__Exercise prompt__.
The answer must restate every entry exactly as it appears.

__Extracted entries__.

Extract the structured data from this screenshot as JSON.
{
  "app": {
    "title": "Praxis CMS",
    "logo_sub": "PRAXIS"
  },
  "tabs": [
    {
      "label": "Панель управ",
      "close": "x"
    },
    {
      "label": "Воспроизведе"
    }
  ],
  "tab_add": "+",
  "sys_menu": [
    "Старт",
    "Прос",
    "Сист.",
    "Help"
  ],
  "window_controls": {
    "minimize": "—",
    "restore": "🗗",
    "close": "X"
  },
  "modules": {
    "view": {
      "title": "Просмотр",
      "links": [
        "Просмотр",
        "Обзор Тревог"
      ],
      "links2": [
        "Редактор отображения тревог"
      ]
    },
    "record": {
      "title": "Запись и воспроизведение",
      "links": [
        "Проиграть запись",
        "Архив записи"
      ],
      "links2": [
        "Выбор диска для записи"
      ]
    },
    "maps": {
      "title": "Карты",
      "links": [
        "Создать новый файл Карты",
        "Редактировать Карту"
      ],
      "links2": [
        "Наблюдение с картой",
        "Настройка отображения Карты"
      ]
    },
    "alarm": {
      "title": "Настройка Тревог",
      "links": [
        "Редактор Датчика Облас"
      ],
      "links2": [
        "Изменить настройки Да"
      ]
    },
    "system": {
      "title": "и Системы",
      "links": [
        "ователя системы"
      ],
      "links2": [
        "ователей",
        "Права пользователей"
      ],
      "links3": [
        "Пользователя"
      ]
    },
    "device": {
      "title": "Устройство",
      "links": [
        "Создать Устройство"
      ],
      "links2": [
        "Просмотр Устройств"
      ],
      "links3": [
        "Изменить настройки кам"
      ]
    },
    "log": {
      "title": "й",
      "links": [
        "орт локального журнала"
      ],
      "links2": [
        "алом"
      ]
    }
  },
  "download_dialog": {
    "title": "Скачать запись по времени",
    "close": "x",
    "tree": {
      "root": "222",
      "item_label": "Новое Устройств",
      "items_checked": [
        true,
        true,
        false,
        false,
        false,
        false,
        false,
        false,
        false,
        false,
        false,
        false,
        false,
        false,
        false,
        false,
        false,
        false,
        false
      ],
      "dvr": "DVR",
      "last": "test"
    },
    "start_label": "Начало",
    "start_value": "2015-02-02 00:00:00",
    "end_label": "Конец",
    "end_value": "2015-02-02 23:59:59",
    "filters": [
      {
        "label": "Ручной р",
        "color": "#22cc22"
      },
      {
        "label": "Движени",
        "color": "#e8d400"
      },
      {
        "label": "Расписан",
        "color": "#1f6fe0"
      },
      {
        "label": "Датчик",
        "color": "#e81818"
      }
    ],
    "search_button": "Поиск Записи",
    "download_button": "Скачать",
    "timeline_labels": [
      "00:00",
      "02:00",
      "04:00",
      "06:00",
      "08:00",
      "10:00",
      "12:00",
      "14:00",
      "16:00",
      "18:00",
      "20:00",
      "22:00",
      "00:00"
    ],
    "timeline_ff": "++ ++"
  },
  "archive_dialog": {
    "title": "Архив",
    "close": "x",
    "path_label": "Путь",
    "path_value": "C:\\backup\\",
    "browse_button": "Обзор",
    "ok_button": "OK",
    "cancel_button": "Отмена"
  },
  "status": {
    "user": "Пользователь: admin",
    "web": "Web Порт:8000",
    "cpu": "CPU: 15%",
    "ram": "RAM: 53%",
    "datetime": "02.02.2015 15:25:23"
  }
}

__Completed task__.
Extract the structured data from this screenshot as JSON.
{
  "app": {
    "title": "Praxis CMS",
    "logo_sub": "PRAXIS"
  },
  "tabs": [
    {
      "label": "Панель управ",
      "close": "x"
    },
    {
      "label": "Воспроизведе"
    }
  ],
  "tab_add": "+",
  "sys_menu": [
    "Старт",
    "Прос",
    "Сист.",
    "Help"
  ],
  "window_controls": {
    "minimize": "—",
    "restore": "🗗",
    "close": "X"
  },
  "modules": {
    "view": {
      "title": "Просмотр",
      "links": [
        "Просмотр",
        "Обзор Тревог"
      ],
      "links2": [
        "Редактор отображения тревог"
      ]
    },
    "record": {
      "title": "Запись и воспроизведение",
      "links": [
        "Проиграть запись",
        "Архив записи"
      ],
      "links2": [
        "Выбор диска для записи"
      ]
    },
    "maps": {
      "title": "Карты",
      "links": [
        "Создать новый файл Карты",
        "Редактировать Карту"
      ],
      "links2": [
        "Наблюдение с картой",
        "Настройка отображения Карты"
      ]
    },
    "alarm": {
      "title": "Настройка Тревог",
      "links": [
        "Редактор Датчика Облас"
      ],
      "links2": [
        "Изменить настройки Да"
      ]
    },
    "system": {
      "title": "и Системы",
      "links": [
        "ователя системы"
      ],
      "links2": [
        "ователей",
        "Права пользователей"
      ],
      "links3": [
        "Пользователя"
      ]
    },
    "device": {
      "title": "Устройство",
      "links": [
        "Создать Устройство"
      ],
      "links2": [
        "Просмотр Устройств"
      ],
      "links3": [
        "Изменить настройки кам"
      ]
    },
    "log": {
      "title": "й",
      "links": [
        "орт локального журнала"
      ],
      "links2": [
        "алом"
      ]
    }
  },
  "download_dialog": {
    "title": "Скачать запись по времени",
    "close": "x",
    "tree": {
      "root": "222",
      "item_label": "Новое Устройств",
      "items_checked": [
        true,
        true,
        false,
        false,
        false,
        false,
        false,
        false,
        false,
        false,
        false,
        false,
        false,
        false,
        false,
        false,
        false,
        false,
        false
      ],
      "dvr": "DVR",
      "last": "test"
    },
    "start_label": "Начало",
    "start_value": "2015-02-02 00:00:00",
    "end_label": "Конец",
    "end_value": "2015-02-02 23:59:59",
    "filters": [
      {
        "label": "Ручной р",
        "color": "#22cc22"
      },
      {
        "label": "Движени",
        "color": "#e8d400"
      },
      {
        "label": "Расписан",
        "color": "#1f6fe0"
      },
      {
        "label": "Датчик",
        "color": "#e81818"
      }
    ],
    "search_button": "Поиск Записи",
    "download_button": "Скачать",
    "timeline_labels": [
      "00:00",
      "02:00",
      "04:00",
      "06:00",
      "08:00",
      "10:00",
      "12:00",
      "14:00",
      "16:00",
      "18:00",
      "20:00",
      "22:00",
      "00:00"
    ],
    "timeline_ff": "++ ++"
  },
  "archive_dialog": {
    "title": "Архив",
    "close": "x",
    "path_label": "Путь",
    "path_value": "C:\\backup\\",
    "browse_button": "Обзор",
    "ok_button": "OK",
    "cancel_button": "Отмена"
  },
  "status": {
    "user": "Пользователь: admin",
    "web": "Web Порт:8000",
    "cpu": "CPU: 15%",
    "ram": "RAM: 53%",
    "datetime": "02.02.2015 15:25:23"
  }
}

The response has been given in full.